What to work on |
Filter out every line below that lacks "post", and copy the rest.
══════════
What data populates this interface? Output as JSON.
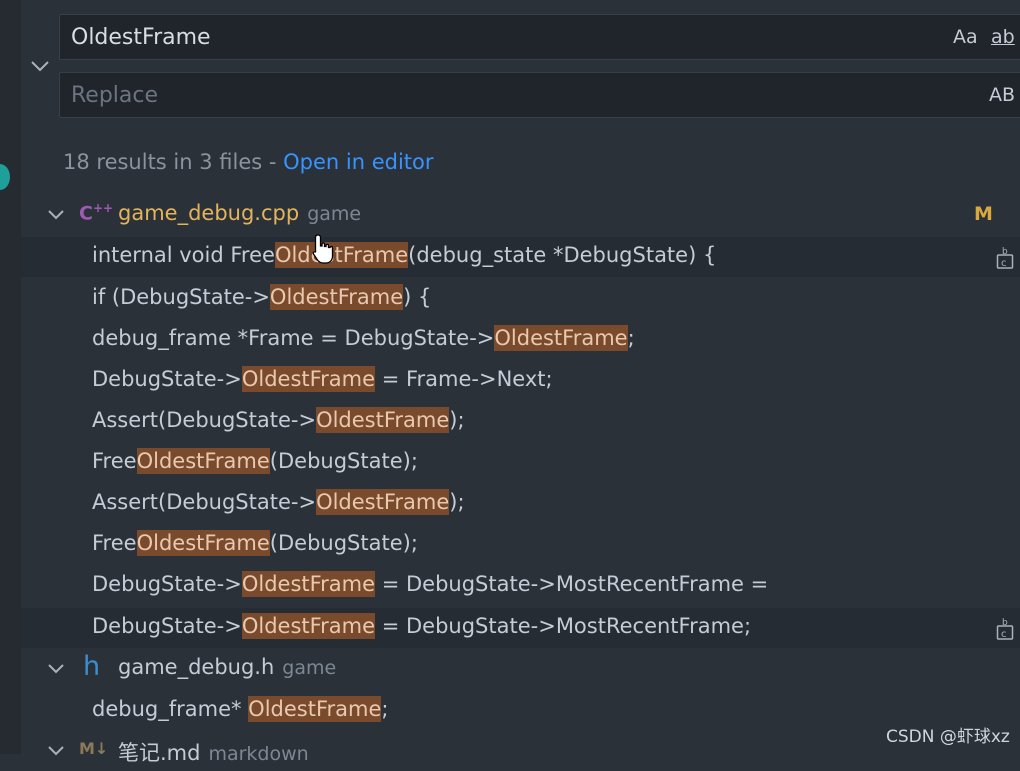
{
  "search": {
    "find_value": "OldestFrame",
    "replace_placeholder": "Replace",
    "match_case_label": "Aa",
    "whole_word_label": "ab",
    "preserve_case_label": "AB"
  },
  "summary": {
    "text": "18 results in 3 files - ",
    "link": "Open in editor"
  },
  "files": [
    {
      "name": "game_debug.cpp",
      "dir": "game",
      "icon": "C++ file icon",
      "badge": "M",
      "matches": [
        {
          "pre": "internal void Free",
          "match": "OldestFrame",
          "post": "(debug_state *DebugState) {"
        },
        {
          "pre": "if (DebugState->",
          "match": "OldestFrame",
          "post": ") {"
        },
        {
          "pre": "debug_frame *Frame = DebugState->",
          "match": "OldestFrame",
          "post": ";"
        },
        {
          "pre": "DebugState->",
          "match": "OldestFrame",
          "post": " = Frame->Next;"
        },
        {
          "pre": "Assert(DebugState->",
          "match": "OldestFrame",
          "post": ");"
        },
        {
          "pre": "Free",
          "match": "OldestFrame",
          "post": "(DebugState);"
        },
        {
          "pre": "Assert(DebugState->",
          "match": "OldestFrame",
          "post": ");"
        },
        {
          "pre": "Free",
          "match": "OldestFrame",
          "post": "(DebugState);"
        },
        {
          "pre": "DebugState->",
          "match": "OldestFrame",
          "post": " = DebugState->MostRecentFrame ="
        },
        {
          "pre": "DebugState->",
          "match": "OldestFrame",
          "post": " = DebugState->MostRecentFrame;"
        }
      ]
    },
    {
      "name": "game_debug.h",
      "dir": "game",
      "icon": "h",
      "matches": [
        {
          "pre": "debug_frame* ",
          "match": "OldestFrame",
          "post": ";"
        }
      ]
    },
    {
      "name": "笔记.md",
      "dir": "markdown",
      "icon": "M↓"
    }
  ],
  "watermark": "CSDN @虾球xz",
  "colors": {
    "background": "#2b3138",
    "match_highlight": "#7a4a2c",
    "link": "#3794ff",
    "cpp_filename": "#e4b45a",
    "modified_badge": "#d9a93f"
  }
}
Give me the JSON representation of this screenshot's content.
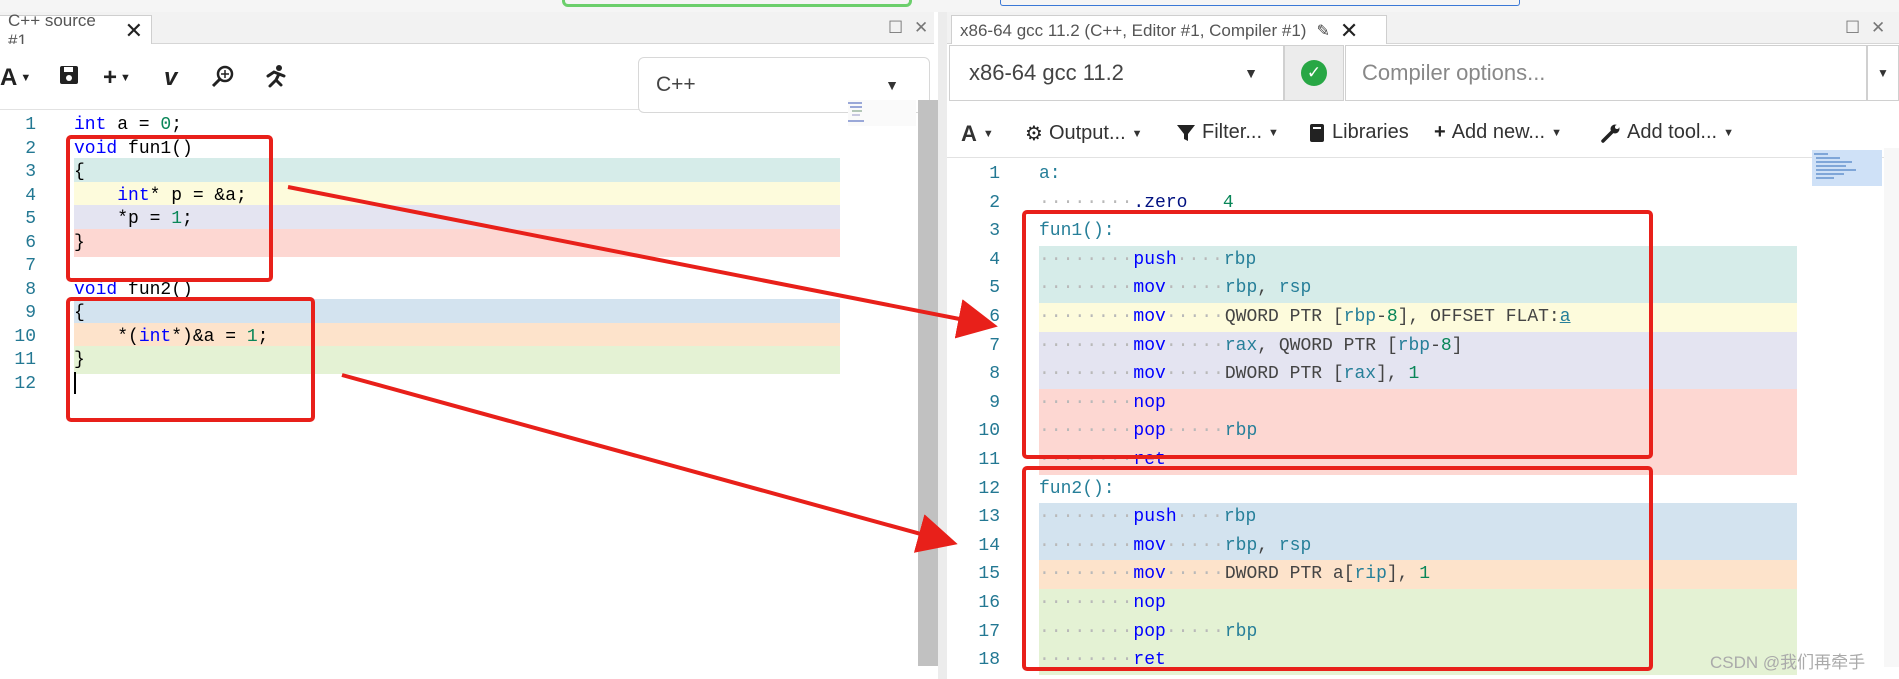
{
  "left_pane": {
    "tab_title": "C++ source #1",
    "toolbar": {
      "font_btn": "A",
      "plus_btn": "+",
      "vim_btn": "v"
    },
    "language": "C++",
    "lines": [
      {
        "n": "1",
        "parts": [
          [
            "kw",
            "int"
          ],
          [
            "t",
            " a = "
          ],
          [
            "numlit",
            "0"
          ],
          [
            "t",
            ";"
          ]
        ]
      },
      {
        "n": "2",
        "parts": [
          [
            "kw",
            "void"
          ],
          [
            "t",
            " fun1()"
          ]
        ]
      },
      {
        "n": "3",
        "parts": [
          [
            "t",
            "{"
          ]
        ]
      },
      {
        "n": "4",
        "parts": [
          [
            "t",
            "    "
          ],
          [
            "kw",
            "int"
          ],
          [
            "t",
            "* p = &a;"
          ]
        ]
      },
      {
        "n": "5",
        "parts": [
          [
            "t",
            "    *p = "
          ],
          [
            "numlit",
            "1"
          ],
          [
            "t",
            ";"
          ]
        ]
      },
      {
        "n": "6",
        "parts": [
          [
            "t",
            "}"
          ]
        ]
      },
      {
        "n": "7",
        "parts": []
      },
      {
        "n": "8",
        "parts": [
          [
            "kw",
            "void"
          ],
          [
            "t",
            " fun2()"
          ]
        ]
      },
      {
        "n": "9",
        "parts": [
          [
            "t",
            "{"
          ]
        ]
      },
      {
        "n": "10",
        "parts": [
          [
            "t",
            "    *("
          ],
          [
            "kw",
            "int"
          ],
          [
            "t",
            "*)&a = "
          ],
          [
            "numlit",
            "1"
          ],
          [
            "t",
            ";"
          ]
        ]
      },
      {
        "n": "11",
        "parts": [
          [
            "t",
            "}"
          ]
        ]
      },
      {
        "n": "12",
        "parts": []
      }
    ],
    "line_bg": [
      "",
      "",
      "#d6ece9",
      "#fdfbdc",
      "#e4e4f1",
      "#fdd7d2",
      "",
      "",
      "#d3e3ef",
      "#fde3cb",
      "#e4f2d4",
      ""
    ]
  },
  "right_pane": {
    "tab_title": "x86-64 gcc 11.2 (C++, Editor #1, Compiler #1)",
    "compiler": "x86-64 gcc 11.2",
    "options_placeholder": "Compiler options...",
    "output_bar": {
      "font_btn": "A",
      "output": "Output...",
      "filter": "Filter...",
      "libraries": "Libraries",
      "add_new": "Add new...",
      "add_tool": "Add tool..."
    },
    "lines": [
      {
        "n": "1",
        "parts": [
          [
            "lbl",
            "a:"
          ]
        ]
      },
      {
        "n": "2",
        "parts": [
          [
            "dots",
            "········"
          ],
          [
            "dir",
            ".zero"
          ],
          [
            "dots",
            "   "
          ],
          [
            "lit",
            "4"
          ]
        ]
      },
      {
        "n": "3",
        "parts": [
          [
            "lbl",
            "fun1():"
          ]
        ]
      },
      {
        "n": "4",
        "parts": [
          [
            "dots",
            "········"
          ],
          [
            "ins",
            "push"
          ],
          [
            "dots",
            "····"
          ],
          [
            "reg",
            "rbp"
          ]
        ]
      },
      {
        "n": "5",
        "parts": [
          [
            "dots",
            "········"
          ],
          [
            "ins",
            "mov"
          ],
          [
            "dots",
            "·····"
          ],
          [
            "reg",
            "rbp"
          ],
          [
            "asm",
            ", "
          ],
          [
            "reg",
            "rsp"
          ]
        ]
      },
      {
        "n": "6",
        "parts": [
          [
            "dots",
            "········"
          ],
          [
            "ins",
            "mov"
          ],
          [
            "dots",
            "·····"
          ],
          [
            "asm",
            "QWORD PTR ["
          ],
          [
            "reg",
            "rbp"
          ],
          [
            "asm",
            "-"
          ],
          [
            "lit",
            "8"
          ],
          [
            "asm",
            "], OFFSET FLAT:"
          ],
          [
            "sym",
            "a"
          ]
        ]
      },
      {
        "n": "7",
        "parts": [
          [
            "dots",
            "········"
          ],
          [
            "ins",
            "mov"
          ],
          [
            "dots",
            "·····"
          ],
          [
            "reg",
            "rax"
          ],
          [
            "asm",
            ", QWORD PTR ["
          ],
          [
            "reg",
            "rbp"
          ],
          [
            "asm",
            "-"
          ],
          [
            "lit",
            "8"
          ],
          [
            "asm",
            "]"
          ]
        ]
      },
      {
        "n": "8",
        "parts": [
          [
            "dots",
            "········"
          ],
          [
            "ins",
            "mov"
          ],
          [
            "dots",
            "·····"
          ],
          [
            "asm",
            "DWORD PTR ["
          ],
          [
            "reg",
            "rax"
          ],
          [
            "asm",
            "], "
          ],
          [
            "lit",
            "1"
          ]
        ]
      },
      {
        "n": "9",
        "parts": [
          [
            "dots",
            "········"
          ],
          [
            "ins",
            "nop"
          ]
        ]
      },
      {
        "n": "10",
        "parts": [
          [
            "dots",
            "········"
          ],
          [
            "ins",
            "pop"
          ],
          [
            "dots",
            "·····"
          ],
          [
            "reg",
            "rbp"
          ]
        ]
      },
      {
        "n": "11",
        "parts": [
          [
            "dots",
            "········"
          ],
          [
            "ins",
            "ret"
          ]
        ]
      },
      {
        "n": "12",
        "parts": [
          [
            "lbl",
            "fun2():"
          ]
        ]
      },
      {
        "n": "13",
        "parts": [
          [
            "dots",
            "········"
          ],
          [
            "ins",
            "push"
          ],
          [
            "dots",
            "····"
          ],
          [
            "reg",
            "rbp"
          ]
        ]
      },
      {
        "n": "14",
        "parts": [
          [
            "dots",
            "········"
          ],
          [
            "ins",
            "mov"
          ],
          [
            "dots",
            "·····"
          ],
          [
            "reg",
            "rbp"
          ],
          [
            "asm",
            ", "
          ],
          [
            "reg",
            "rsp"
          ]
        ]
      },
      {
        "n": "15",
        "parts": [
          [
            "dots",
            "········"
          ],
          [
            "ins",
            "mov"
          ],
          [
            "dots",
            "·····"
          ],
          [
            "asm",
            "DWORD PTR a["
          ],
          [
            "reg",
            "rip"
          ],
          [
            "asm",
            "], "
          ],
          [
            "lit",
            "1"
          ]
        ]
      },
      {
        "n": "16",
        "parts": [
          [
            "dots",
            "········"
          ],
          [
            "ins",
            "nop"
          ]
        ]
      },
      {
        "n": "17",
        "parts": [
          [
            "dots",
            "········"
          ],
          [
            "ins",
            "pop"
          ],
          [
            "dots",
            "·····"
          ],
          [
            "reg",
            "rbp"
          ]
        ]
      },
      {
        "n": "18",
        "parts": [
          [
            "dots",
            "········"
          ],
          [
            "ins",
            "ret"
          ]
        ]
      }
    ],
    "line_bg": [
      "",
      "",
      "",
      "#d6ece9",
      "#d6ece9",
      "#fdfbdc",
      "#e4e4f1",
      "#e4e4f1",
      "#fdd7d2",
      "#fdd7d2",
      "#fdd7d2",
      "",
      "#d3e3ef",
      "#d3e3ef",
      "#fde3cb",
      "#e4f2d4",
      "#e4f2d4",
      "#e4f2d4"
    ]
  },
  "watermark": "CSDN @我们再牵手",
  "annotation_color": "#e8201a"
}
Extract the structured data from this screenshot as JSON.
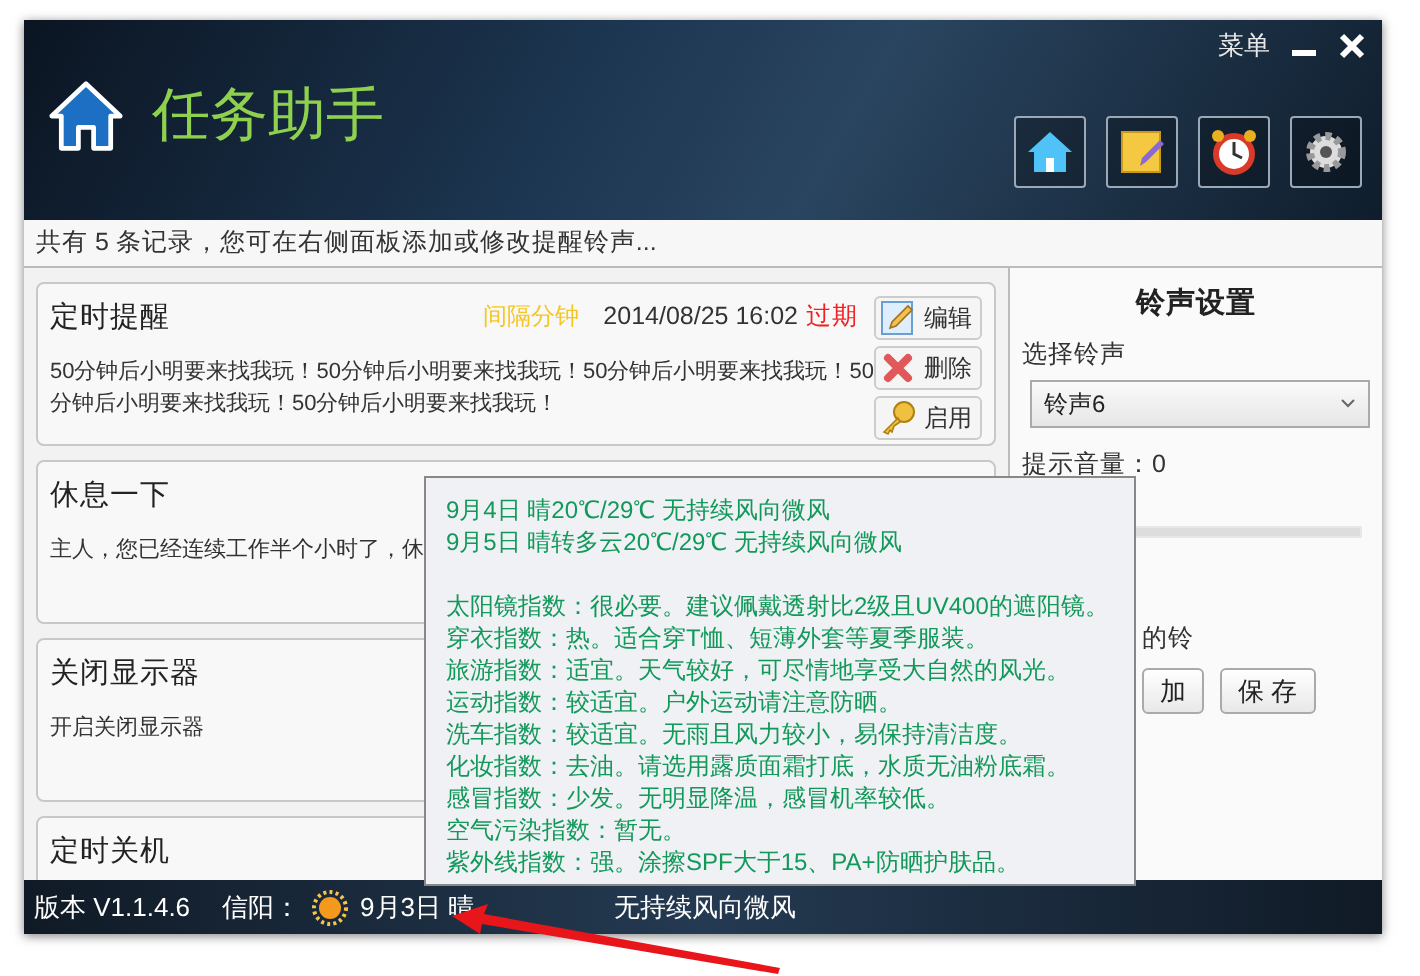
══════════
Answer to this problem |
          "post": "(debug_state *DebugState) {"
          "post": ") {"
          "post": ";"
          "post": " = Frame->Next;"
          "post": ");"
          "post": "(DebugState);"
          "post": ");"
          "post": "(DebugState);"
          "post": " = DebugState->MostRecentFrame ="
          "post": " = DebugState->MostRecentFrame;"
          "post": ";"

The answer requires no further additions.